===== Data listing

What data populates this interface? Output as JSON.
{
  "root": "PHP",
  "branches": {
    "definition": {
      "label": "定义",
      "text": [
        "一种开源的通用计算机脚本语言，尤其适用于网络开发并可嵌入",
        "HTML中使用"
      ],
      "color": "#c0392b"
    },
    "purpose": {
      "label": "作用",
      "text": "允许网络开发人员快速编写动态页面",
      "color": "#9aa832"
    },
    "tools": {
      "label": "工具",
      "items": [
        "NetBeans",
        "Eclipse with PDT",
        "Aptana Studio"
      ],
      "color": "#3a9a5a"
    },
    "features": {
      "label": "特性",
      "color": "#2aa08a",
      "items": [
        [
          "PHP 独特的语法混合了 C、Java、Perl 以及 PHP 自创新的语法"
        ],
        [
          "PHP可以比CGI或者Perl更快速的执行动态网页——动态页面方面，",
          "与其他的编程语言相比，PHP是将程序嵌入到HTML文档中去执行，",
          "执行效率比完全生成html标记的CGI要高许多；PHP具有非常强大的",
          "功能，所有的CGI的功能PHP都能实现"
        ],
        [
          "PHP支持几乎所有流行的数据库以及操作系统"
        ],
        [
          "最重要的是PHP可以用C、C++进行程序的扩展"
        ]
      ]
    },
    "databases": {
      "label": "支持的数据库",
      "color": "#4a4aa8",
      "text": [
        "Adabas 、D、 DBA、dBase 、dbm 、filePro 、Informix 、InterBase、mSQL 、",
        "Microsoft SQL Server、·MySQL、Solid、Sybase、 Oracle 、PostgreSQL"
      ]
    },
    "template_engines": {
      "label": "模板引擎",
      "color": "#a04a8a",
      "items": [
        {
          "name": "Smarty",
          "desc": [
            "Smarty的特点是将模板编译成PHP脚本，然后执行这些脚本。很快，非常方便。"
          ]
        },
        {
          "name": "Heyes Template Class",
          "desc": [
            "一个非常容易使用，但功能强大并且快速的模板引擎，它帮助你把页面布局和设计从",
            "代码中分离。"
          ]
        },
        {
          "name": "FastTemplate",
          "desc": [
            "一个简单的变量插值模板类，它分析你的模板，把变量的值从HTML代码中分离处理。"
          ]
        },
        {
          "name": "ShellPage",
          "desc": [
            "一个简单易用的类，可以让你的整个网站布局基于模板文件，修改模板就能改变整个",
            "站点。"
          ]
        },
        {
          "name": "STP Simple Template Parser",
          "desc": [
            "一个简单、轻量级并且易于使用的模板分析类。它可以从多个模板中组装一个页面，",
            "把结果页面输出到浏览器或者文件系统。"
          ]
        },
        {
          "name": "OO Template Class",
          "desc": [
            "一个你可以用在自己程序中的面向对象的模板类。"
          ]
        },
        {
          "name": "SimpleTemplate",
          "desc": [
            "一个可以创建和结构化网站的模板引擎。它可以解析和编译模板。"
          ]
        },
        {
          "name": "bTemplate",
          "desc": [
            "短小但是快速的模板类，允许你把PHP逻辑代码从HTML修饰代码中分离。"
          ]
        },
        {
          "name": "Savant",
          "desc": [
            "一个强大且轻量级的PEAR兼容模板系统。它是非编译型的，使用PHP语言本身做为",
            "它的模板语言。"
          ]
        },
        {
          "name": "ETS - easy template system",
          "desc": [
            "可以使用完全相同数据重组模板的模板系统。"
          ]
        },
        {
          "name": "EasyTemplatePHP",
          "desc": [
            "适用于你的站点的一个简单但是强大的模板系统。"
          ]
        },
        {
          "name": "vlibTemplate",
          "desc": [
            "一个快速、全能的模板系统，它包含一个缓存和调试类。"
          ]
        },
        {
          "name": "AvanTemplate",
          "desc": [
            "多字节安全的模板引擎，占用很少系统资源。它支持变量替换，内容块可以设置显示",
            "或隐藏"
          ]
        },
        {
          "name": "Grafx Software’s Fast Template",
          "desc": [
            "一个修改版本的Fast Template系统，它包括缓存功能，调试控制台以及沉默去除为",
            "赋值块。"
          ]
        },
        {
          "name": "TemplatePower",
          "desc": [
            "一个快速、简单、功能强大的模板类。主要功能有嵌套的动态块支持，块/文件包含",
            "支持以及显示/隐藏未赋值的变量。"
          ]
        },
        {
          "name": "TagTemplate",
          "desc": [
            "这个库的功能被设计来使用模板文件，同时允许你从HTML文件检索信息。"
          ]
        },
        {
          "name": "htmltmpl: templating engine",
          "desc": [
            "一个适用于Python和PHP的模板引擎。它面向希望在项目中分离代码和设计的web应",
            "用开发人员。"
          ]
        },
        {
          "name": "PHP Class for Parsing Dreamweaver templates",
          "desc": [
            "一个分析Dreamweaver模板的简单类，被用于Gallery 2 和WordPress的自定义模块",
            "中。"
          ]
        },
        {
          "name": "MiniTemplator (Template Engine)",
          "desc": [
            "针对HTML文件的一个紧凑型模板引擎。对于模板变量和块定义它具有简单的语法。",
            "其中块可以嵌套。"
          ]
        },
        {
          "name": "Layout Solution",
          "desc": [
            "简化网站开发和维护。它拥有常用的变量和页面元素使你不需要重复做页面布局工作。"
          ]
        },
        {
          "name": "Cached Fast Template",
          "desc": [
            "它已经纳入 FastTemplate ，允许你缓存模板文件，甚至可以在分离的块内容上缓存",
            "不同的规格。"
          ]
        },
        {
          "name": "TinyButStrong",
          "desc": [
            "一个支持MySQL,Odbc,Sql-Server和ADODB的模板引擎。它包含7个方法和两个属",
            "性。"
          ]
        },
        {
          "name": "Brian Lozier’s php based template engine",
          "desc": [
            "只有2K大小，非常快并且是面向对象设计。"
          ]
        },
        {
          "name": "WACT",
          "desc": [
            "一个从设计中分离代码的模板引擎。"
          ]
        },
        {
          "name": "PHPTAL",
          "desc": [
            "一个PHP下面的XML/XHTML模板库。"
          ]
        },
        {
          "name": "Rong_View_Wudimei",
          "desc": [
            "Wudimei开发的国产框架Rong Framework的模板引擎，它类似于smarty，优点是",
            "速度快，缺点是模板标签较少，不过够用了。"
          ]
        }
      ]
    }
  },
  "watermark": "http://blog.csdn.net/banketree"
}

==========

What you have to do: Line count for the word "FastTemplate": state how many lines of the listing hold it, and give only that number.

Task answer: 2